• _Work order_
Look through the records and copy each line with the string "description" in it.

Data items
BEGIN

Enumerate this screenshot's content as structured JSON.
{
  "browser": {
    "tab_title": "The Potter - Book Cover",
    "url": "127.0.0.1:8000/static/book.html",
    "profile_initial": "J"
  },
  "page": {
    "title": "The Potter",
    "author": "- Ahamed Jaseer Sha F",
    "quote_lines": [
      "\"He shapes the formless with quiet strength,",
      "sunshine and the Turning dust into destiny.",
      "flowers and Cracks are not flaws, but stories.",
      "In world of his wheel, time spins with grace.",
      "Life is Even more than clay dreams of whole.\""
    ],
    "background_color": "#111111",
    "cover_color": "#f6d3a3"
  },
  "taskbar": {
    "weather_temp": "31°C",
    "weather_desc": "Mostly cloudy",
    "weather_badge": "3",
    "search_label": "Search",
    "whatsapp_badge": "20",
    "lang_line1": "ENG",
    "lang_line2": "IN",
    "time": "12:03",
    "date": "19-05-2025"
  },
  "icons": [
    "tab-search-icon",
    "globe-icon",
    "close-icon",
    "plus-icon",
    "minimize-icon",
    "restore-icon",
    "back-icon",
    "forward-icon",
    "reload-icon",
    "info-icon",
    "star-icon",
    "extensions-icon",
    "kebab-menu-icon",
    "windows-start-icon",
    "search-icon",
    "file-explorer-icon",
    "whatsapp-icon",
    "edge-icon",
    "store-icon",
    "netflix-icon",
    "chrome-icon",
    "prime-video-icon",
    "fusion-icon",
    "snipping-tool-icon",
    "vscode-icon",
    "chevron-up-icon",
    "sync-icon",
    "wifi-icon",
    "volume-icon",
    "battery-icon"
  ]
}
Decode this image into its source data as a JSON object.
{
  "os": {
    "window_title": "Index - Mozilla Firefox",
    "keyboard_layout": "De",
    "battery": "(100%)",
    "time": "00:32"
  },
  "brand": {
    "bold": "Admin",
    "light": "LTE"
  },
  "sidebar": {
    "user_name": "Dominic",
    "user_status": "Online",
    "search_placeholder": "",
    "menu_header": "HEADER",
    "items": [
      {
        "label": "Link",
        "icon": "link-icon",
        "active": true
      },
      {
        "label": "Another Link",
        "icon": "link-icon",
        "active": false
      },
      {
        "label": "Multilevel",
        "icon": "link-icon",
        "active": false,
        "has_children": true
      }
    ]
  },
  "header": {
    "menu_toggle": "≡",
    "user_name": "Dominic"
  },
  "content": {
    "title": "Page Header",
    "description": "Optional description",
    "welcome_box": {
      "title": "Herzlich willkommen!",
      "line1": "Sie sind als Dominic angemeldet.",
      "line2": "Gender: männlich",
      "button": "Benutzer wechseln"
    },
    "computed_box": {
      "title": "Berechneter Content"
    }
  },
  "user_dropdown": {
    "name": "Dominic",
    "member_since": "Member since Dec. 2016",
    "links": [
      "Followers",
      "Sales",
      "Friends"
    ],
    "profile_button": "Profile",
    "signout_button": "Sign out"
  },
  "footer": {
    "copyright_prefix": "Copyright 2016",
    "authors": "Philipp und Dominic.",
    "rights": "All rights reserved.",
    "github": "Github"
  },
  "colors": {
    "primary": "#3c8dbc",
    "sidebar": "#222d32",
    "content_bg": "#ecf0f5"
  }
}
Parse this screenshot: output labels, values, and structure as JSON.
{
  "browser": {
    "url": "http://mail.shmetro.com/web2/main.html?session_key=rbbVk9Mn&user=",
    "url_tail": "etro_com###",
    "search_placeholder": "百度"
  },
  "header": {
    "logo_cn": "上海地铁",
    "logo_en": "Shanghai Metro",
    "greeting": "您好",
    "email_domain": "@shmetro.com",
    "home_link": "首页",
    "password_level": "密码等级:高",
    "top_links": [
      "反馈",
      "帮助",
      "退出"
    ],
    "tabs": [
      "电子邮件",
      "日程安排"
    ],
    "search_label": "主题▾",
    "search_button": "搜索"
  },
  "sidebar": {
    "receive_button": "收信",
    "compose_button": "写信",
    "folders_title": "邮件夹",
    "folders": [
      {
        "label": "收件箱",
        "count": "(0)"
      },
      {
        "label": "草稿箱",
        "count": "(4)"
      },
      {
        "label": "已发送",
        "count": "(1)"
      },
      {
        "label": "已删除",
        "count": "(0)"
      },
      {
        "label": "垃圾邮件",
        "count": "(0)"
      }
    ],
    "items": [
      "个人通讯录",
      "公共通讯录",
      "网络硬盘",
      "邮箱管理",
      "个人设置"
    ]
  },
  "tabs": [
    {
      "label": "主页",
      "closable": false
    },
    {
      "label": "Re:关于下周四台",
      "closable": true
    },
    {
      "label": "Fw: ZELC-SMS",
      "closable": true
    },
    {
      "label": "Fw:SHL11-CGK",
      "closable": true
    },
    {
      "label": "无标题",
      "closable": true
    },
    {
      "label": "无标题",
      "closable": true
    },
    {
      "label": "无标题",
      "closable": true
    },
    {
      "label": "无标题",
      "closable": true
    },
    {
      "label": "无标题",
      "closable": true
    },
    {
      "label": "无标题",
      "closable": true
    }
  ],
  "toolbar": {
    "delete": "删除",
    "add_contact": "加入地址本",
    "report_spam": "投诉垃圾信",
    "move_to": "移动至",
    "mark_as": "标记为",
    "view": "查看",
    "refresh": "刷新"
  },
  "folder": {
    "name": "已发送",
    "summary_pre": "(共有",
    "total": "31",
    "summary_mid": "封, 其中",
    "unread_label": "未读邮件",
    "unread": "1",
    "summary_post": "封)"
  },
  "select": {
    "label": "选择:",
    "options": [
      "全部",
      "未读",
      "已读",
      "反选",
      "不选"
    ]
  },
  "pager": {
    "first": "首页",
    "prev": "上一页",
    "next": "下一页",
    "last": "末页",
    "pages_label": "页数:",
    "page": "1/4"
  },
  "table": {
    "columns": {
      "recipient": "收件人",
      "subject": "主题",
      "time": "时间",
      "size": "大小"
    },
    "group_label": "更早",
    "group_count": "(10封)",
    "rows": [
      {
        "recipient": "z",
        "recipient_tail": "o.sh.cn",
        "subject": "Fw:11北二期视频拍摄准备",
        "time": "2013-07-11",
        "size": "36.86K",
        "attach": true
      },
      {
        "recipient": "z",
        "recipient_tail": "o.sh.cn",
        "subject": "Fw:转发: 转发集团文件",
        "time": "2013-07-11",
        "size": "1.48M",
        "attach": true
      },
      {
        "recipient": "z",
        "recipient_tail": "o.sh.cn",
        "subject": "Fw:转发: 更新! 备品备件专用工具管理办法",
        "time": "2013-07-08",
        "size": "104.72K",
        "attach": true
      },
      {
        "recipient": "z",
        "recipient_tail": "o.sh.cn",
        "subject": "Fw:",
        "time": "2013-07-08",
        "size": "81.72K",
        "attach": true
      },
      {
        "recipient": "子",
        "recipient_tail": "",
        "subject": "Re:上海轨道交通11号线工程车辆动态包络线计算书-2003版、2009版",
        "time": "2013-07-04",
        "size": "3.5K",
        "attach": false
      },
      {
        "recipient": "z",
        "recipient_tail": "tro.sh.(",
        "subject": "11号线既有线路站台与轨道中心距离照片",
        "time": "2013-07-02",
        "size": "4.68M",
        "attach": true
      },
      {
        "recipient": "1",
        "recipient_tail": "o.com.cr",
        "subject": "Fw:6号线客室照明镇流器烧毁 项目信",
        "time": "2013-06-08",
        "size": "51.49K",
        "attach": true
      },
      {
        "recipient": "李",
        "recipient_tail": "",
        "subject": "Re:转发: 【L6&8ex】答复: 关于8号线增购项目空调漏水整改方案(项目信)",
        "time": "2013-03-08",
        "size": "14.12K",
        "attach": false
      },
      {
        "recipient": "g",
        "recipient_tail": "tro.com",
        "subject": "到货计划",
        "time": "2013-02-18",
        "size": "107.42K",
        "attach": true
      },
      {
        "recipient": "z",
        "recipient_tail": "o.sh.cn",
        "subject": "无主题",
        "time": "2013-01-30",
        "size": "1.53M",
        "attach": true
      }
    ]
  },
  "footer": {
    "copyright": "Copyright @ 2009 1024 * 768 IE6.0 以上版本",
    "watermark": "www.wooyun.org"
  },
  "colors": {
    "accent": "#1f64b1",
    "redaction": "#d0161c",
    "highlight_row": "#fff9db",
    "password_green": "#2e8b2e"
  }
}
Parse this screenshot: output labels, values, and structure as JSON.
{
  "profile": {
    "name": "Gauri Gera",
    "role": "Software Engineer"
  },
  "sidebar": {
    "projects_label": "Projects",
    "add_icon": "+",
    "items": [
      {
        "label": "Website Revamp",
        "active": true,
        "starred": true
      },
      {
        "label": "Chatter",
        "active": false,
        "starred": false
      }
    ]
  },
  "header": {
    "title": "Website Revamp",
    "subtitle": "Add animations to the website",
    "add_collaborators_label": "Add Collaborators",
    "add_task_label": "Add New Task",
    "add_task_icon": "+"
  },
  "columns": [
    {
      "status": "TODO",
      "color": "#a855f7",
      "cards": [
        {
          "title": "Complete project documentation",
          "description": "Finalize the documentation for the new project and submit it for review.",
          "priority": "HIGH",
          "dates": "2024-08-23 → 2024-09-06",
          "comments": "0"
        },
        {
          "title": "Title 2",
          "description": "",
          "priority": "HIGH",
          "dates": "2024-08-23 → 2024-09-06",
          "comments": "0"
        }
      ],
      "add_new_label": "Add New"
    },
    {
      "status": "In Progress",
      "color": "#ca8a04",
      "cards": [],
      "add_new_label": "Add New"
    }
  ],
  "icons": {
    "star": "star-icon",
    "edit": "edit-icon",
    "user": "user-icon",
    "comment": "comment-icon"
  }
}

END

• _Written answer_
    "description": "Optional description",
          "description": "Finalize the documentation for the new project and submit it for review.",
          "description": "",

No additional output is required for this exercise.